THE RECORDS:
↓

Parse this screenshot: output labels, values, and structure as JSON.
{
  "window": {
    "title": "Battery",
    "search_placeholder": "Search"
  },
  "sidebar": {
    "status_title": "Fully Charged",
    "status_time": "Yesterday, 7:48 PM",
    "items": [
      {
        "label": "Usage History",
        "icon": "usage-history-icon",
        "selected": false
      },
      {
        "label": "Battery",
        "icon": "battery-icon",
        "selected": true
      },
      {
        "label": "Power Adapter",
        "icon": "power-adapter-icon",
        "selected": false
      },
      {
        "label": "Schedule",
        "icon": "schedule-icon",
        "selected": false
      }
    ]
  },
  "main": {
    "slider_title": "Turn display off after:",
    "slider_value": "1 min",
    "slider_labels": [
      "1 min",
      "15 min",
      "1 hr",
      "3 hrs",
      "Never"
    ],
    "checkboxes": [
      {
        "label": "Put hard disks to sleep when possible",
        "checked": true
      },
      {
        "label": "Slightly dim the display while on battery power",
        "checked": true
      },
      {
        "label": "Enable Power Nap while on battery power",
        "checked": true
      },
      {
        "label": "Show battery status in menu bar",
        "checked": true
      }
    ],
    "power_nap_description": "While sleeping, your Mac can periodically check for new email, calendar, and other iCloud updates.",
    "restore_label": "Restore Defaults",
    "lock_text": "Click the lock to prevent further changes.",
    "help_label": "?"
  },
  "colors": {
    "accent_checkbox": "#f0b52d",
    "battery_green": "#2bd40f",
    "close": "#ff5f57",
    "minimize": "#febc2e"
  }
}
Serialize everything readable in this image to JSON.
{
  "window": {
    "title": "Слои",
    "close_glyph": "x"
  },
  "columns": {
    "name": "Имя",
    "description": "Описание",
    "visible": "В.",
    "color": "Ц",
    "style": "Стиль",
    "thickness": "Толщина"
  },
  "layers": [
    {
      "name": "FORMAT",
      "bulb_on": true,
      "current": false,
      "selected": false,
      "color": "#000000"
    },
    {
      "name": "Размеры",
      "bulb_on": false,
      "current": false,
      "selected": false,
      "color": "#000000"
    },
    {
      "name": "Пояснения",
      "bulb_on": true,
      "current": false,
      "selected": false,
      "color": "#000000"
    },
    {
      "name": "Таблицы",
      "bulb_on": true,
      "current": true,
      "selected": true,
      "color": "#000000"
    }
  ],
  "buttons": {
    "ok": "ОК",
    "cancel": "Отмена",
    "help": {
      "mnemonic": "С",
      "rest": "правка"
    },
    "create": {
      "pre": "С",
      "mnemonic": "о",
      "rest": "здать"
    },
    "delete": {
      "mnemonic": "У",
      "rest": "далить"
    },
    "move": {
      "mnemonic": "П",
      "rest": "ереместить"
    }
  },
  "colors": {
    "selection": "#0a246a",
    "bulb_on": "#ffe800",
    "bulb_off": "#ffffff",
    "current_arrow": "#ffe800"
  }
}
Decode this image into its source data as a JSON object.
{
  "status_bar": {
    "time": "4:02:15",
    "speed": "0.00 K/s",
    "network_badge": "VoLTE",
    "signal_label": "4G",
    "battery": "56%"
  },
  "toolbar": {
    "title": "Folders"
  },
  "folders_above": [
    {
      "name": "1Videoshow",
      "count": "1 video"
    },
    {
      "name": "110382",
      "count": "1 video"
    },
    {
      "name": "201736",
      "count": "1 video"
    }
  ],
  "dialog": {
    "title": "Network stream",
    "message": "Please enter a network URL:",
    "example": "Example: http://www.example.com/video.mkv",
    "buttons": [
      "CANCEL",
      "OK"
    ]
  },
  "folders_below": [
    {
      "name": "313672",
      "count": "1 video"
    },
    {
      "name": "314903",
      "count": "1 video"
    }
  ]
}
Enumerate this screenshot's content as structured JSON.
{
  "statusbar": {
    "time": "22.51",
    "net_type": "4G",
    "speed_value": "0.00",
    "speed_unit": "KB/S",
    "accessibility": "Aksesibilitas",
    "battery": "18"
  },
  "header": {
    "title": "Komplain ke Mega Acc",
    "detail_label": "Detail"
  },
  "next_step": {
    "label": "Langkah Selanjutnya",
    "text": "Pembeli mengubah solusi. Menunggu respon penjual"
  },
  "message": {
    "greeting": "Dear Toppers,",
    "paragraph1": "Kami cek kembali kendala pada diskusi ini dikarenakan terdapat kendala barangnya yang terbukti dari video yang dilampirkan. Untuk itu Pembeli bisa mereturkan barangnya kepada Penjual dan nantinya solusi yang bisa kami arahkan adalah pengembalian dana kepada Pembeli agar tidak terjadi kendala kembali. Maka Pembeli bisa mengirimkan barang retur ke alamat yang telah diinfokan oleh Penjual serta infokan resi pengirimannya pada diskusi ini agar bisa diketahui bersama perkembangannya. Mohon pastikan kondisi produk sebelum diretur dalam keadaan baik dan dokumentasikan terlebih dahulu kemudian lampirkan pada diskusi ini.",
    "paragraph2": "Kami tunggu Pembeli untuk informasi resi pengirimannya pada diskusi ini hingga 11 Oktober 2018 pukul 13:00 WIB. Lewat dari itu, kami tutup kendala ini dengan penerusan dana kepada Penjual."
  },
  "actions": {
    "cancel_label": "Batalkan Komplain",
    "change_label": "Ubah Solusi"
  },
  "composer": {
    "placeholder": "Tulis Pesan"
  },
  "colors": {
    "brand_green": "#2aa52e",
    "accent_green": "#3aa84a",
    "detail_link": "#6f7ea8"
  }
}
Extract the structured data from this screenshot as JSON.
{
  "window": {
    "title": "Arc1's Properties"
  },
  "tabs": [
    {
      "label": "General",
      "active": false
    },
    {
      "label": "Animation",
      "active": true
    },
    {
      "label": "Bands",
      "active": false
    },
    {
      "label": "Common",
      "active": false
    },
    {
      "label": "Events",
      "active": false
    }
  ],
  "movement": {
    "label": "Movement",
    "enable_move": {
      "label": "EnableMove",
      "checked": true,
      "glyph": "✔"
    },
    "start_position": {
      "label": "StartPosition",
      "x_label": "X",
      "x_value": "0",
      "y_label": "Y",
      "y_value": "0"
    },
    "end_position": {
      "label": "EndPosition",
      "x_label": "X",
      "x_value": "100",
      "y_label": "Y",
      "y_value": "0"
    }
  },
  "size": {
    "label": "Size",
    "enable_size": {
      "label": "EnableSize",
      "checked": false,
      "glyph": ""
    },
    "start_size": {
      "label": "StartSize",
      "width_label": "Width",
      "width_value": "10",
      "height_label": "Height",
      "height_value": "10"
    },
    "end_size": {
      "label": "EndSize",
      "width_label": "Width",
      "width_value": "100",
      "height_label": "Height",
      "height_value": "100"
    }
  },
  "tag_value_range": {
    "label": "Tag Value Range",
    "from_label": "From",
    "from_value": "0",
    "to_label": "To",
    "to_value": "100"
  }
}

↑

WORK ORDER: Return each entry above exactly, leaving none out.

WRITTEN RESPONSE:
Parse this screenshot: output labels, values, and structure as JSON.
{
  "window": {
    "title": "Battery",
    "search_placeholder": "Search"
  },
  "sidebar": {
    "status_title": "Fully Charged",
    "status_time": "Yesterday, 7:48 PM",
    "items": [
      {
        "label": "Usage History",
        "icon": "usage-history-icon",
        "selected": false
      },
      {
        "label": "Battery",
        "icon": "battery-icon",
        "selected": true
      },
      {
        "label": "Power Adapter",
        "icon": "power-adapter-icon",
        "selected": false
      },
      {
        "label": "Schedule",
        "icon": "schedule-icon",
        "selected": false
      }
    ]
  },
  "main": {
    "slider_title": "Turn display off after:",
    "slider_value": "1 min",
    "slider_labels": [
      "1 min",
      "15 min",
      "1 hr",
      "3 hrs",
      "Never"
    ],
    "checkboxes": [
      {
        "label": "Put hard disks to sleep when possible",
        "checked": true
      },
      {
        "label": "Slightly dim the display while on battery power",
        "checked": true
      },
      {
        "label": "Enable Power Nap while on battery power",
        "checked": true
      },
      {
        "label": "Show battery status in menu bar",
        "checked": true
      }
    ],
    "power_nap_description": "While sleeping, your Mac can periodically check for new email, calendar, and other iCloud updates.",
    "restore_label": "Restore Defaults",
    "lock_text": "Click the lock to prevent further changes.",
    "help_label": "?"
  },
  "colors": {
    "accent_checkbox": "#f0b52d",
    "battery_green": "#2bd40f",
    "close": "#ff5f57",
    "minimize": "#febc2e"
  }
}
Serialize everything readable in this image to JSON.
{
  "window": {
    "title": "Слои",
    "close_glyph": "x"
  },
  "columns": {
    "name": "Имя",
    "description": "Описание",
    "visible": "В.",
    "color": "Ц",
    "style": "Стиль",
    "thickness": "Толщина"
  },
  "layers": [
    {
      "name": "FORMAT",
      "bulb_on": true,
      "current": false,
      "selected": false,
      "color": "#000000"
    },
    {
      "name": "Размеры",
      "bulb_on": false,
      "current": false,
      "selected": false,
      "color": "#000000"
    },
    {
      "name": "Пояснения",
      "bulb_on": true,
      "current": false,
      "selected": false,
      "color": "#000000"
    },
    {
      "name": "Таблицы",
      "bulb_on": true,
      "current": true,
      "selected": true,
      "color": "#000000"
    }
  ],
  "buttons": {
    "ok": "ОК",
    "cancel": "Отмена",
    "help": {
      "mnemonic": "С",
      "rest": "правка"
    },
    "create": {
      "pre": "С",
      "mnemonic": "о",
      "rest": "здать"
    },
    "delete": {
      "mnemonic": "У",
      "rest": "далить"
    },
    "move": {
      "mnemonic": "П",
      "rest": "ереместить"
    }
  },
  "colors": {
    "selection": "#0a246a",
    "bulb_on": "#ffe800",
    "bulb_off": "#ffffff",
    "current_arrow": "#ffe800"
  }
}
Decode this image into its source data as a JSON object.
{
  "status_bar": {
    "time": "4:02:15",
    "speed": "0.00 K/s",
    "network_badge": "VoLTE",
    "signal_label": "4G",
    "battery": "56%"
  },
  "toolbar": {
    "title": "Folders"
  },
  "folders_above": [
    {
      "name": "1Videoshow",
      "count": "1 video"
    },
    {
      "name": "110382",
      "count": "1 video"
    },
    {
      "name": "201736",
      "count": "1 video"
    }
  ],
  "dialog": {
    "title": "Network stream",
    "message": "Please enter a network URL:",
    "example": "Example: http://www.example.com/video.mkv",
    "buttons": [
      "CANCEL",
      "OK"
    ]
  },
  "folders_below": [
    {
      "name": "313672",
      "count": "1 video"
    },
    {
      "name": "314903",
      "count": "1 video"
    }
  ]
}
Enumerate this screenshot's content as structured JSON.
{
  "statusbar": {
    "time": "22.51",
    "net_type": "4G",
    "speed_value": "0.00",
    "speed_unit": "KB/S",
    "accessibility": "Aksesibilitas",
    "battery": "18"
  },
  "header": {
    "title": "Komplain ke Mega Acc",
    "detail_label": "Detail"
  },
  "next_step": {
    "label": "Langkah Selanjutnya",
    "text": "Pembeli mengubah solusi. Menunggu respon penjual"
  },
  "message": {
    "greeting": "Dear Toppers,",
    "paragraph1": "Kami cek kembali kendala pada diskusi ini dikarenakan terdapat kendala barangnya yang terbukti dari video yang dilampirkan. Untuk itu Pembeli bisa mereturkan barangnya kepada Penjual dan nantinya solusi yang bisa kami arahkan adalah pengembalian dana kepada Pembeli agar tidak terjadi kendala kembali. Maka Pembeli bisa mengirimkan barang retur ke alamat yang telah diinfokan oleh Penjual serta infokan resi pengirimannya pada diskusi ini agar bisa diketahui bersama perkembangannya. Mohon pastikan kondisi produk sebelum diretur dalam keadaan baik dan dokumentasikan terlebih dahulu kemudian lampirkan pada diskusi ini.",
    "paragraph2": "Kami tunggu Pembeli untuk informasi resi pengirimannya pada diskusi ini hingga 11 Oktober 2018 pukul 13:00 WIB. Lewat dari itu, kami tutup kendala ini dengan penerusan dana kepada Penjual."
  },
  "actions": {
    "cancel_label": "Batalkan Komplain",
    "change_label": "Ubah Solusi"
  },
  "composer": {
    "placeholder": "Tulis Pesan"
  },
  "colors": {
    "brand_green": "#2aa52e",
    "accent_green": "#3aa84a",
    "detail_link": "#6f7ea8"
  }
}
Extract the structured data from this screenshot as JSON.
{
  "window": {
    "title": "Arc1's Properties"
  },
  "tabs": [
    {
      "label": "General",
      "active": false
    },
    {
      "label": "Animation",
      "active": true
    },
    {
      "label": "Bands",
      "active": false
    },
    {
      "label": "Common",
      "active": false
    },
    {
      "label": "Events",
      "active": false
    }
  ],
  "movement": {
    "label": "Movement",
    "enable_move": {
      "label": "EnableMove",
      "checked": true,
      "glyph": "✔"
    },
    "start_position": {
      "label": "StartPosition",
      "x_label": "X",
      "x_value": "0",
      "y_label": "Y",
      "y_value": "0"
    },
    "end_position": {
      "label": "EndPosition",
      "x_label": "X",
      "x_value": "100",
      "y_label": "Y",
      "y_value": "0"
    }
  },
  "size": {
    "label": "Size",
    "enable_size": {
      "label": "EnableSize",
      "checked": false,
      "glyph": ""
    },
    "start_size": {
      "label": "StartSize",
      "width_label": "Width",
      "width_value": "10",
      "height_label": "Height",
      "height_value": "10"
    },
    "end_size": {
      "label": "EndSize",
      "width_label": "Width",
      "width_value": "100",
      "height_label": "Height",
      "height_value": "100"
    }
  },
  "tag_value_range": {
    "label": "Tag Value Range",
    "from_label": "From",
    "from_value": "0",
    "to_label": "To",
    "to_value": "100"
  }
}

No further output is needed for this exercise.